Price Matters: Why Valuable Green Products need to be Affordable
For as long as I’ve known of Whole Foods, I’ve heard people joke about their high prices by referring to the chain as “Whole Paycheck.” Although this jest was all too true for the average earner — only those in the upper-echelons of wealth could truly afford to do their grocery shopping there — Whole Foods enjoyed meteoric growth.
Traditionally, Whole Foods customers fell into the LOHAS [Lifestyles of Health and Sustainability] market demographic, which was characterized as an affluent but relatively small target market. Recently though, I heard a Whole Foods radio ad about the thousands of sale items they offer every day, asserting that they were now more budget-friendly than their “Whole Paycheck” reputation. So now, it seems, Whole Foods is positioning their brand to become more mainstream — which would entail getting away from the image of an upscale store that only offers prohibitively-priced goods. I’m glad to see such a move, as it brings a titan of a company more in-line with the new generation of green companies that are built to effect rapid change rather than leverage huge profits.

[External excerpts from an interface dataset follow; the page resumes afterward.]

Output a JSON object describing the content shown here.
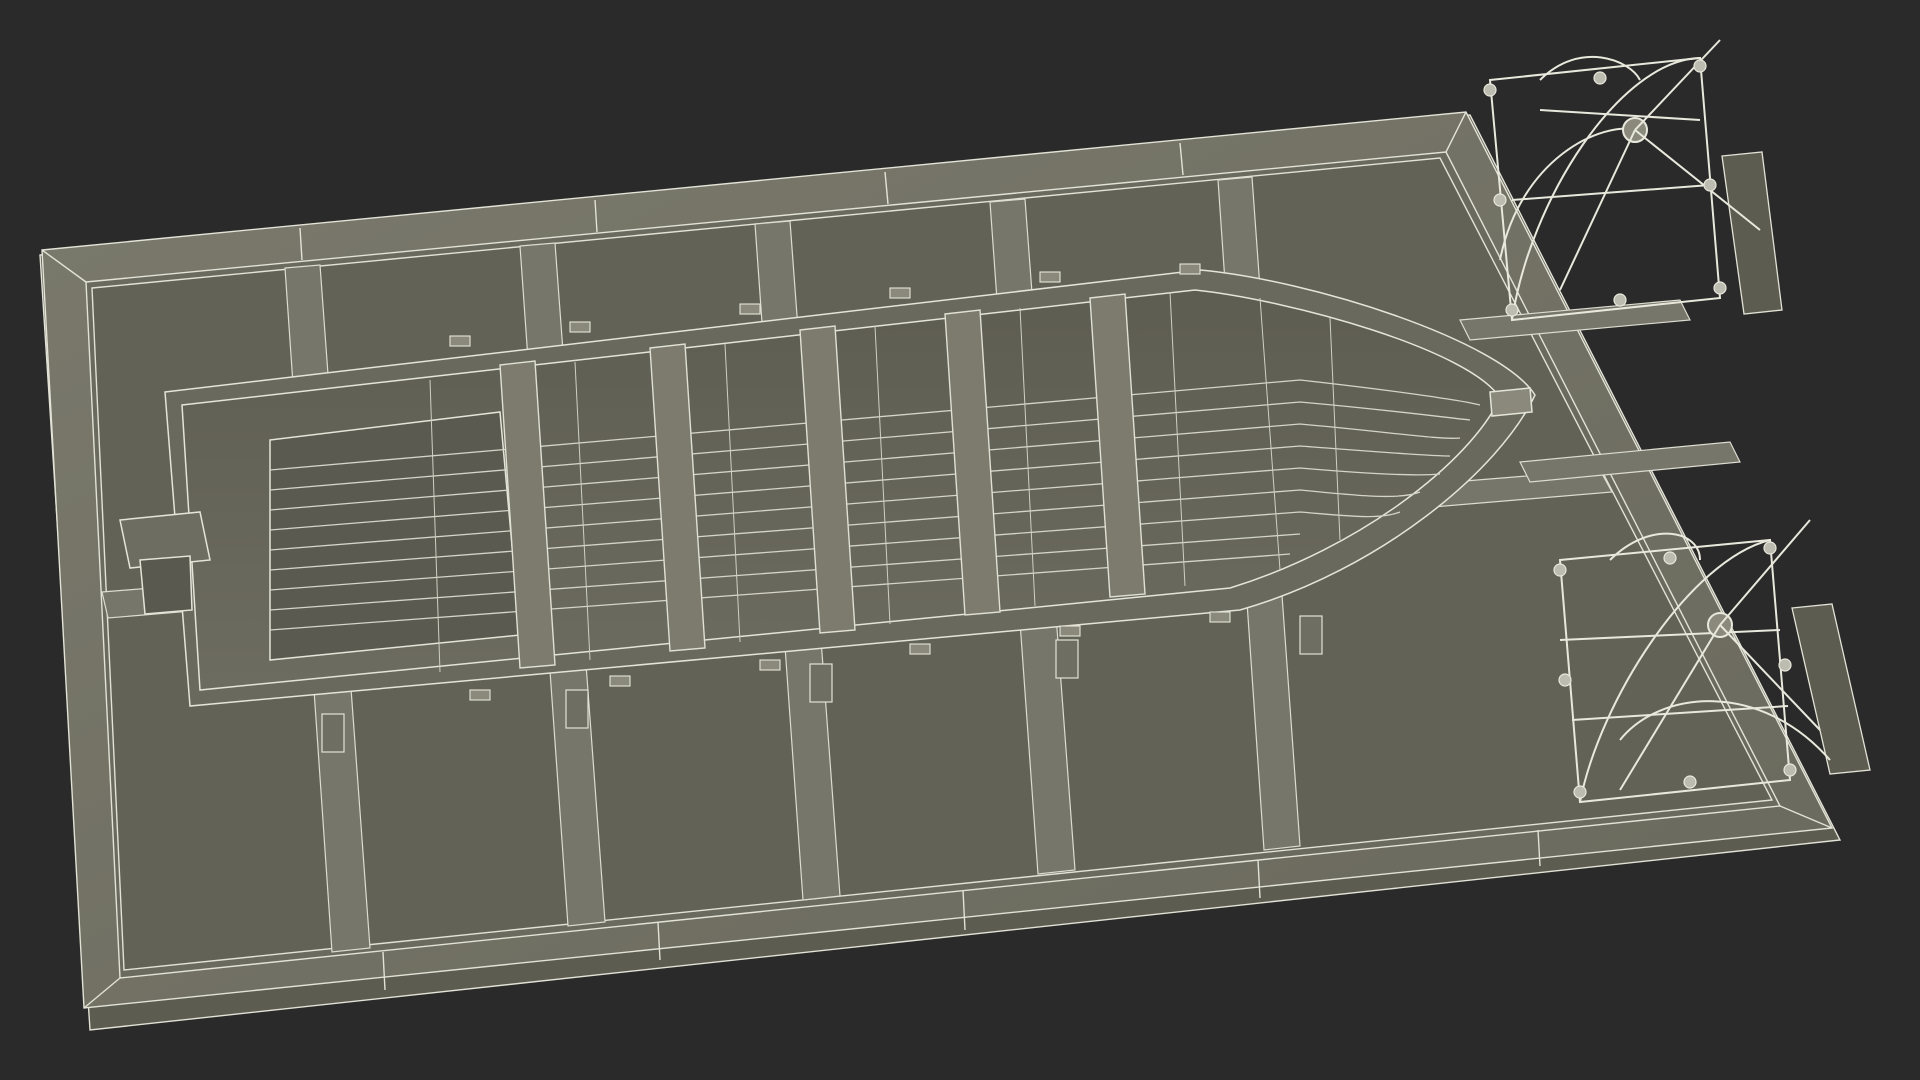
{
  "scene": {
    "description_visible_text": "",
    "colors": {
      "background": "#2a2a2a",
      "surface": "#6e6d61",
      "surface_dark": "#5b5a50",
      "surface_light": "#8b8a7c",
      "edge": "#e4e4d8",
      "wire": "#d8d8cc"
    }
  }
}
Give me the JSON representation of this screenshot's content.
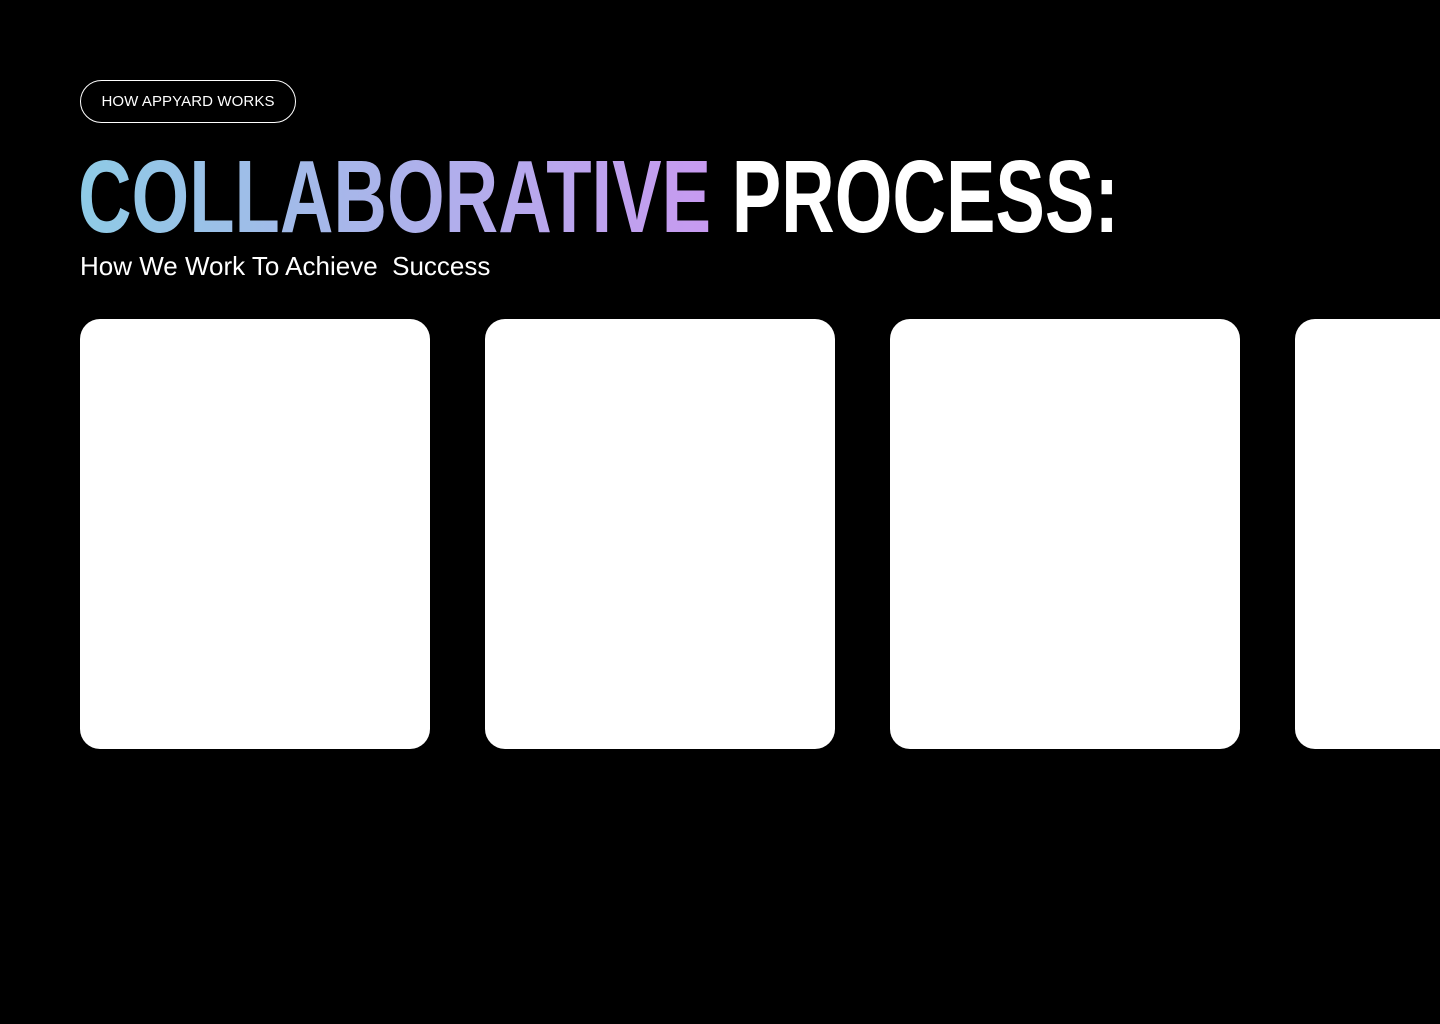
{
  "section": {
    "label": "HOW APPYARD WORKS"
  },
  "hero": {
    "headline_gradient": "COLLABORATIVE",
    "headline_plain": "PROCESS:",
    "subtitle": "How We Work To Achieve  Success"
  },
  "cards": [
    {},
    {},
    {},
    {}
  ],
  "colors": {
    "background": "#000000",
    "text": "#ffffff",
    "card": "#ffffff",
    "gradient_start": "#8ecbe6",
    "gradient_end": "#c79af0"
  }
}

Sustainability is a time sensitive matter; each and every plastic bag, water bottle, and razor cartridge that gets tossed has a concrete adverse impact on the environment, so it’s imperative that more companies prioritize sustainability over profit.
“You get what you pay for” is an idiom that’s thoroughly ingrained in us. With few exceptions, we see a product’s price as representative of the item’s usability, quality, and value. Since launching the Albatross SHAVES the World from Plastic campaign, one of our biggest challenges has been how people perceive our low prices. Seeing our safety razors at a price that significantly undercuts the competition can cause potential customers to think the proposition must be too good to be true. “If it’s as great as you say it is, why is it only $19.99?”. To clear the air: Albatross razors are of the same quality as shavers retailing upwards of $50. The reason for their low price is to make shaving with safety razors affordable and accessible — we’re more interested in stemming plastic waste than profiting from dishonestly high margins.
In essence: we’re completely content to make less money if it means expediting a reduction in plastic waste. This emphasis on global value is the new face of Green products and transforms the space into one that demands Valuable Green products. Valuable Green products must be accompanied by affordable prices, because the key rate-limiting factor in a product’s transformative power is the breadth of its adoption. Affordable products are accessible and can thus proliferate and effect change at a much faster rate. A great example of this is in Tesla’s electric vehicles. The Model S costs upwards of $130,000 and Tesla sold about 50,000 in all of 2015. Then, Tesla announced the ~$35,000 Model 3, which saw 180,000 pre-orders on the very first day.
Price matters. For green products to add value to society they must be affordable. They must diverge from the traditional approach in which every dime is squeezed from the proverbial orange. The trend is catching on though. As we enter the future, low prices for quality goods must become the norm as companies seek to act faithfully on visions that extend beyond business. Our goal is to make double edged safety razors mainstream in order to see our goal of plastic free shaving come to fruition. We see that the path to achieve this begins with a low price.